Project description:Patients with advanced-stage non-small-cell lung cancer (NSCLC) are susceptible to malnutrition and develop folate deficiency (FD). We previously found that folate deprivation induces drug resistance in hepatocellular carcinoma; here, we assessed whether disrupted cytoplasmic folate metabolism could mimic FD-induced metastasis and affect the sensitivity of NSCLC cells to epidermal growth factor receptor tyrosine kinase inhibitors (EGFR-TKIs). We examined whether cytosolic folate metabolism in NSCLC cells was disrupted by FD or the folate metabolism blocker pemetrexed for 1-4 weeks. Our results revealed an increase in NF-κB overexpression-mediated epithelial-mesenchymal transition biomarkers: N-cadherin, vimentin, matrix metalloproteinases (MMPs), SOX9, and SLUG. This finding suggests that the disruption of folate metabolism can drastically enhance the metastatic properties of NSCLC cells. Cytosolic FD also affected EGFR-TKI cytotoxicity toward NSCLC cells. Because SLUG and N-cadherin are resistance effectors against gefitinib, the effects of SLUG knockdown in folate antagonist-treated CL1-0 cells were evaluated. SLUG knockdown prevented SLUG/NF-κB/SOX9-mediated invasiveness and erlotinib resistance acquisition and significantly reduced pemetrexed-induced gelatinase activity and MMP gene expression. To summarize, our data reveal two unprecedented adverse effects of folate metabolism disruption in NSCLC cells.

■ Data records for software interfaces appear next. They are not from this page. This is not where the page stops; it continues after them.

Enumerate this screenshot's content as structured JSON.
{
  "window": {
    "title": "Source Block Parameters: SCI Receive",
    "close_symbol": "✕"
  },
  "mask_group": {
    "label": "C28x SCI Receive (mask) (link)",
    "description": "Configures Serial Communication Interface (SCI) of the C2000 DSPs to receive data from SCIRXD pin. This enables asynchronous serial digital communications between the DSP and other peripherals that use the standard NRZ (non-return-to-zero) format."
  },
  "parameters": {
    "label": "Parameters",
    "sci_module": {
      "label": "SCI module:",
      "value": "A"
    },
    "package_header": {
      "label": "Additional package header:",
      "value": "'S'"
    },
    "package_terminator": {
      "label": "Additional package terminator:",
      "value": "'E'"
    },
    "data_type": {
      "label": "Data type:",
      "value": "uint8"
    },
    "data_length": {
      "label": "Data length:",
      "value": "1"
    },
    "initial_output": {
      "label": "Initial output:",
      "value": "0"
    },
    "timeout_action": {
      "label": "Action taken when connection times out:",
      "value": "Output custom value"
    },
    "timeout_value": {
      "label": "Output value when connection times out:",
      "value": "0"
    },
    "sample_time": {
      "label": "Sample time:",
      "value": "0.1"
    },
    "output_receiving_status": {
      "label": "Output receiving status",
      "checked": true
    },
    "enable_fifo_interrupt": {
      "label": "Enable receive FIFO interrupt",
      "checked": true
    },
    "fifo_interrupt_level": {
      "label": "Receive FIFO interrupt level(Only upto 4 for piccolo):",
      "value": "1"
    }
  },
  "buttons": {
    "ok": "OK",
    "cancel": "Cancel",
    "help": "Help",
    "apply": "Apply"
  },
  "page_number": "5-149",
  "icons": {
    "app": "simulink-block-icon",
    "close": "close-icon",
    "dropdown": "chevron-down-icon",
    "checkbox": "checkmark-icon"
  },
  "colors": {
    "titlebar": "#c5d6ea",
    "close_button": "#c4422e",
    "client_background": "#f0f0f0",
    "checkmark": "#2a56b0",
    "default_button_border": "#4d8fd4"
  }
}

Thus, the folic acid status of patients with NSCLC under treatment can considerably influence their prognosis.